Nadine Smith had just spent the last three years trying to defeat a ballot initiative that would prevent her and her girlfriend, Andrea Hildebran, from taking the next step. So last November when the Florida Marriage Protection Amendment, which defined marriage as occurring between a man and woman, passed by only two percentage points she knew exactly whom and what to blame.
“The failure to do outreach to black and Hispanic communities was disastrous,” said Smith, executive director of grassroots LGBT advocacy group, Equality Florida. She maintains that black voters, had they been communicated with, could have helped to defeat her state’s version of California’s Proposition 8.
Smith accuses the Florida Red and Blue campaign, Equality Florida’s better-funded coalition partner in 2008’s uphill battle to mobilize Floridians against Amendment 2, of acting on the stereotype that African-Americans are homophobic.
“Utter nonsense,” said Derek Newton of Smith’s post-election analysis. Newton, who ran Florida Red and Blue, admits, however, that his campaign purposely did not pursue African-American voters.
Roughly $400,000 spent on polling, research and focus groups all concluded, Newton said, that not only did upwards of 70 percent of African-Americans support the amendment but that their positions were “unmovable.”
“I’m hard-pressed to think of what we could’ve done that would’ve been worse [than canvassing black neighborhoods],” he said. Newton paused before answering his own question.
“I suppose we could’ve run out and asked people to vote yes.”
Newton’s unresolved election year quarrel with Smith over outreach to black voters may be a local affair but it is a peek over the ledge of a much wider, national rift between some African-Americans and the LGBT community. It led Smith to participate in a recent panel titled, “Are Blacks Really THAT Homophobic?” The discussion, part of the annual National Association of Black Journalists convention held August 5-9 in Tampa, was an attempt to unpack the pervasive stereotype that African-Americans are irreparably homophobic.
In the weeks leading up to the 2008 election, New York Times headlines like ‘Same-Sex Marriage Ban is Tied to Obama Factor’ predicted a surge in black voters would end gay marriage in California.

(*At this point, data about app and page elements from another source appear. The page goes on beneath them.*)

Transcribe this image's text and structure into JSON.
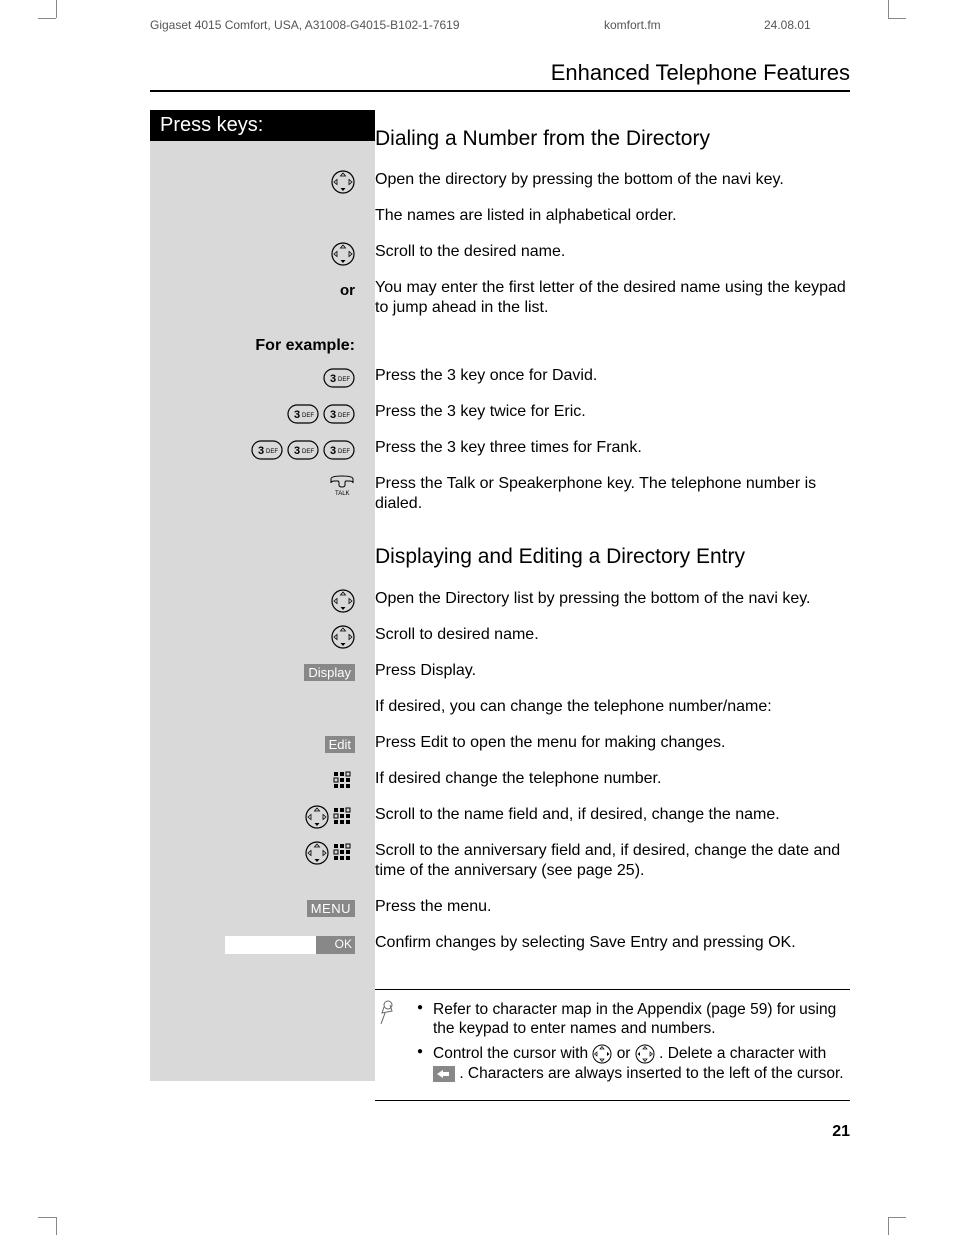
{
  "meta": {
    "doc": "Gigaset 4015 Comfort, USA, A31008-G4015-B102-1-7619",
    "file": "komfort.fm",
    "date": "24.08.01"
  },
  "section_title": "Enhanced Telephone Features",
  "press_keys_label": "Press keys:",
  "h_dial": "Dialing a Number from the Directory",
  "p_open_dir": "Open the directory by pressing the bottom of the navi key.",
  "p_alpha": "The names are listed in alphabetical order.",
  "p_scroll_name": "Scroll to the desired name.",
  "label_or": "or",
  "p_first_letter": "You may enter the first letter of the desired name using the keypad to jump ahead in the list.",
  "label_example": "For example:",
  "p_david": "Press the 3 key once for David.",
  "p_eric": "Press the 3 key twice for Eric.",
  "p_frank": "Press the 3 key three times for Frank.",
  "p_talk": "Press the Talk or Speakerphone key. The telephone number is dialed.",
  "h_display": "Displaying and Editing a Directory Entry",
  "p_open_list": "Open the Directory list by pressing the bottom of the navi key.",
  "p_scroll_desired": "Scroll to desired name.",
  "soft_display": "Display",
  "p_press_display": "Press Display.",
  "p_if_change": "If desired, you can change the telephone number/name:",
  "soft_edit": "Edit",
  "p_press_edit": "Press Edit to open the menu for making changes.",
  "p_change_num": "If desired change the telephone number.",
  "p_change_name": "Scroll to the name field and, if desired, change the name.",
  "p_change_anniv": "Scroll to the anniversary field and, if desired, change the date and time of the anniversary (see page 25).",
  "soft_menu": "MENU",
  "p_press_menu": "Press the menu.",
  "soft_ok": "OK",
  "p_confirm": "Confirm changes by selecting Save Entry and pressing OK.",
  "note1": "Refer to character map in the Appendix (page 59) for using the keypad to enter names and numbers.",
  "note2_a": "Control the cursor with ",
  "note2_b": " or ",
  "note2_c": ". Delete a character with ",
  "note2_d": ". Characters are always inserted to the left of the cursor.",
  "page_num": "21"
}
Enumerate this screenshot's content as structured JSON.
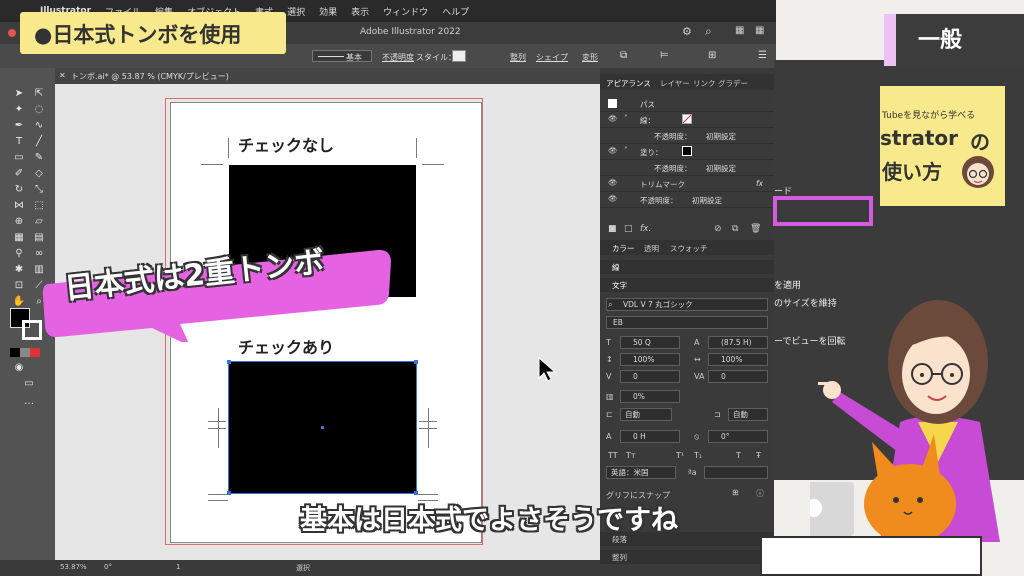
{
  "menubar": {
    "items": [
      "Illustrator",
      "ファイル",
      "編集",
      "オブジェクト",
      "書式",
      "選択",
      "効果",
      "表示",
      "ウィンドウ",
      "ヘルプ"
    ]
  },
  "app": {
    "title": "Adobe Illustrator 2022"
  },
  "controlbar": {
    "stroke_style": "基本",
    "opacity_label": "不透明度",
    "style_label": "スタイル：",
    "align": "整列",
    "shape": "シェイプ",
    "transform": "変形"
  },
  "document": {
    "tab": "トンボ.ai* @ 53.87 % (CMYK/プレビュー)",
    "label_top": "チェックなし",
    "label_bottom": "チェックあり"
  },
  "status": {
    "zoom": "53.87%",
    "rotate": "0°",
    "page": "1",
    "mode": "選択"
  },
  "appearance_panel": {
    "tabs": [
      "アピアランス",
      "レイヤー",
      "リンク",
      "グラデー"
    ],
    "object": "パス",
    "rows": [
      {
        "label": "線：",
        "indent": 1
      },
      {
        "label": "不透明度：",
        "value": "初期設定",
        "indent": 2
      },
      {
        "label": "塗り：",
        "indent": 1
      },
      {
        "label": "不透明度：",
        "value": "初期設定",
        "indent": 2
      },
      {
        "label": "トリムマーク",
        "value": "fx",
        "indent": 1
      },
      {
        "label": "不透明度：",
        "value": "初期設定",
        "indent": 1
      }
    ]
  },
  "color_panel": {
    "tabs": [
      "カラー",
      "透明",
      "スウォッチ"
    ]
  },
  "stroke_panel": {
    "tab": "線"
  },
  "character_panel": {
    "tab": "文字",
    "font": "VDL V 7 丸ゴシック",
    "weight": "EB",
    "size": "50 Q",
    "leading": "(87.5 H)",
    "vscale": "100%",
    "hscale": "100%",
    "kerning": "0",
    "tracking": "0",
    "tsume": "0%",
    "aki_before": "自動",
    "aki_after": "自動",
    "baseline": "0 H",
    "rotation": "0°",
    "language": "英語：米国",
    "snap": "グリフにスナップ",
    "footer_tabs": [
      "段落",
      "整列"
    ]
  },
  "dialog_bg": {
    "lines": [
      "ード",
      "を適用",
      "のサイズを維持",
      "ーでビューを回転"
    ]
  },
  "overlay": {
    "title_tag": "●日本式トンボを使用",
    "section": "一般",
    "promo_small": "Tubeを見ながら学べる",
    "promo_big1": "strator",
    "promo_big1b": "の",
    "promo_big2": "使い方",
    "bubble": "日本式は2重トンボ",
    "caption": "基本は日本式でよさそうですね"
  },
  "colors": {
    "accent_pink": "#d55ce0",
    "tag_yellow": "#f8e98c",
    "panel": "#3a3a3a"
  }
}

When Prop 8 did indeed pass, African-Americans, as a group, received the brunt of the blame.
In fact exit polls showed that even though 70 percent of African-American voters favored Prop 8, no single demographic—much less a small minority of voters within the state—swung the vote.
Still, the sense of betrayal and anger directed towards African-Americans stuck.
“It gave me a glimpse of some of the willingness to accept some pretty ugly stereotypes about the black community,” Smith said by phone.
About 15 minutes into the hour and a half long discussion, Rashad Robinson media director of the prominent national advocacy group, Gay & Lesbian Alliance Against Defamation dismissed the premise that any racial group could be generalized as homophobic. He also took journalists to task for advancing that message.
“Often times what I see in stories [about gay marriage],” he said, “is the ‘why’ is because they’re black and [therefore] homophobic.”
Robinson confirmed that GLAAD’s own internal polling showed African-Americans are least supportive of gay marriage but Smith countered reliance on polls with what she has seen and heard as a community organizer.
“While we had the grassroots infrastructure and people willing to be out in the hot sun talking to voters, the big money went to [Florida Red and Blue, which] would not talk to black voters,” said Smith, who believes in finding the right way to communicate with African-Americans.
After all, her and her new wife’s legal rights are at stake. Smith and Hildebran married this past weekend–in Vermont.